Company is Coming: Getting Your Website Ready for End of Year Giving

65% of all end-of-year donors will visit your website before making a donation—that’s what Gail Perry, author of Fired Up Fundraising:  Turning Board Passion into Action tells us. 

Are you ready?  Is your website ready for a deluge of visitors?

I don’t know about you, but when I know I’m going to receive company, I clean my house.  In fact, when my kids were little, one day I was on a mean cleaning streak.  I was scrubbing all kinds of things.  My son—about 6 at the time--turned to me and said, “Who’s coming to visit?”  He had learned to associate cleaning and visitors! [I know:  I should be embarrassed to tell this story, but who has time for house cleaning when you have young children?].

Well, your website is about to receive a lot of visitors.  As you begin to ask people to give this holiday season, many of them will turn to your website to check-you-out before they give.

Don’t panic.  There’s no need for a total re-design (okay, maybe there is, but it doesn’t have to be done today).  You can make some quick fixes to your site to get it “company ready.”  With limited time, focus on your Donate Button and your Donation Page

Your Donate Button and Donation Page

  • Make sure you have a donate button, but also make sure it is conspicuous.  Network for Good tells us that Donate buttons should be “Big, bold, juicy, bordering-on-obnoxious.” 
  • Also among best practices, make sure the Donate Button is on every page of your website.  I know.  Obnoxious.  Again.  Do it anyway.  It works.
  • Make it stand out.  It should be bold, maybe in a unique color.
  • Put it at or near the top of the page, that is, “above the fold,” meaning donors should not have to scroll to see it. 
  • Make sure the Donate button goes directly to the page that allows donors to enter their credit card information.  Don’t make donating on your website a scavenger hunt.  Donors won’t play.
  • Have content on your Donate page that supports the ask you are making in letters and in email appeals.  Use the same picture(s).  I often find people think that “I’ve used that picture already.”  It’s okay.  Use the same photo.  It helps donors feel like they’re in the right place and reinforces your message.
  • Stephen Covey in The Speed of Trust argues compellingly that trust changes everything.  In an era when we never know who will announce next that their credit card customers have been hacked, we need to do all we can to reassure donors about security. It’s important on our donate page to have assurances for the public—assurances about your site’s security, assurances about your organization’s credibility and standing, and assurances about your privacy policy (that you have one!).  In a White Paper titled Beyond Best Practices about online giving, Convio tells us that having a large security seal from a recognized, accredited organization impacts results.  The organizations that have large indicators that their sites are secure near the top of the page raise more money online than those who don’t share information about their security systems and raise more money than those who share security information in small print at the bottom of the page.
  • Finally, keep it simple.  In that same white paper, Convio shares that your donation form should be no more than one page long.

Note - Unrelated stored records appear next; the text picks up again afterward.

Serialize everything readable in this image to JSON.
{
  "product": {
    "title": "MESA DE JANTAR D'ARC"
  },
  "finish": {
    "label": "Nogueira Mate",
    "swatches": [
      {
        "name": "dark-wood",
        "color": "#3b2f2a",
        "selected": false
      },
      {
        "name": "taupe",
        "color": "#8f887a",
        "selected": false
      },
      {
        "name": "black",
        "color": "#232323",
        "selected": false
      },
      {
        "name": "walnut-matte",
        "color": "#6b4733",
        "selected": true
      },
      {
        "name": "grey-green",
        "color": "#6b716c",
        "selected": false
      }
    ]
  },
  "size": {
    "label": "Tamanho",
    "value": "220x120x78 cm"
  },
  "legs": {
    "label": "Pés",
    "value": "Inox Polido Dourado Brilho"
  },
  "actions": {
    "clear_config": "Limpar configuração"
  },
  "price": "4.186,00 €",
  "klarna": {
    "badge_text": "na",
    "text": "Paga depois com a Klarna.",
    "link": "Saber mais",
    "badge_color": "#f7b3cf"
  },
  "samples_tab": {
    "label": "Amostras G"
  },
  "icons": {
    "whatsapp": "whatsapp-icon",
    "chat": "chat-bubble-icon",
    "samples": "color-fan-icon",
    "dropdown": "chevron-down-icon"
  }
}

Why do you want to spruce up the house?

Between 2012 and 2013, online giving grew by about 13% according to an annual report by Blackbaud.  Many believe it will grow even more between 2013 and 2014. 

Don’t miss out.  Do your housekeeping.  Company is coming to visit.